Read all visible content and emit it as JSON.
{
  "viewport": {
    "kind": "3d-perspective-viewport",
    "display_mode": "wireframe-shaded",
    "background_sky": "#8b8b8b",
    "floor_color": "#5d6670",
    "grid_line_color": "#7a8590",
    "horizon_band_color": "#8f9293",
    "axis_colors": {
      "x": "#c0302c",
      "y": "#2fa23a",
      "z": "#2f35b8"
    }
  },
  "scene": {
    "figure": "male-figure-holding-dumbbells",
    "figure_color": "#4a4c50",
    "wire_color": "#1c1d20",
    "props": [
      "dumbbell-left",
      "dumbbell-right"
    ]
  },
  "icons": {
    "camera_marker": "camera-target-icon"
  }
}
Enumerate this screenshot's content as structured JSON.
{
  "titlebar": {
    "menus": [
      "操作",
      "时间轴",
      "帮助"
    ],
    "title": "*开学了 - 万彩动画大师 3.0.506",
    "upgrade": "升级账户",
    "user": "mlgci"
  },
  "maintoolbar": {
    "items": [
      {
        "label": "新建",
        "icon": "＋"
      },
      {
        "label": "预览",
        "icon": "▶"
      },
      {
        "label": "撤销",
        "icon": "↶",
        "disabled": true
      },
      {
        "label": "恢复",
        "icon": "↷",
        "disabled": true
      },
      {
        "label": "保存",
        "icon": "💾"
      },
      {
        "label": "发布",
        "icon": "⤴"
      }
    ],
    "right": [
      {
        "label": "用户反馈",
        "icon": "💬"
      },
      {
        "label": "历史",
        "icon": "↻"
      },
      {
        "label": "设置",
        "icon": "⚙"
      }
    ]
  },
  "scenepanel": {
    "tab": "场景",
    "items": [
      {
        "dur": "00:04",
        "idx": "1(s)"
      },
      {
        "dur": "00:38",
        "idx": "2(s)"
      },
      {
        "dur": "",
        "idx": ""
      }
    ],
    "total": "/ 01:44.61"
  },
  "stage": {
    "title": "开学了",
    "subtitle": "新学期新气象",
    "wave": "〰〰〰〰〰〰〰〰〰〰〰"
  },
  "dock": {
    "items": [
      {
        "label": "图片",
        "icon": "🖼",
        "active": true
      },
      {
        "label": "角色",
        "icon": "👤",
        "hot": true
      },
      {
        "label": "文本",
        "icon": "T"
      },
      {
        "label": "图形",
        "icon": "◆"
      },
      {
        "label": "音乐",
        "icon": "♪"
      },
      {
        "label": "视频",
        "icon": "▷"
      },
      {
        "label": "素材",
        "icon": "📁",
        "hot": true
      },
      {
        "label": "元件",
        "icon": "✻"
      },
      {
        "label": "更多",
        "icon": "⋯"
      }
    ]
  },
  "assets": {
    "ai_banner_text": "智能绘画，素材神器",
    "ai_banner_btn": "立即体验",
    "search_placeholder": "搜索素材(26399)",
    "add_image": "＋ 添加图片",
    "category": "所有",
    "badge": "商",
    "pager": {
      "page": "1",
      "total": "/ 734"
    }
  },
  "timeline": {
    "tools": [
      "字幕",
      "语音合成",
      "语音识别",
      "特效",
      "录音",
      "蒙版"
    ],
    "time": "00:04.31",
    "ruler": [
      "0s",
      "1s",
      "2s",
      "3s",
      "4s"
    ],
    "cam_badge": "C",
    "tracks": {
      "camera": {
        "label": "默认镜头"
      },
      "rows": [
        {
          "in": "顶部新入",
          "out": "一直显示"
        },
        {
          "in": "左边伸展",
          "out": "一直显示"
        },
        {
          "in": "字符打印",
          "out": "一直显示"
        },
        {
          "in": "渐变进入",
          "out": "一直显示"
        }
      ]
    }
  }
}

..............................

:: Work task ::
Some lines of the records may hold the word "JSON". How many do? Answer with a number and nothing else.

:: The completed task ::
2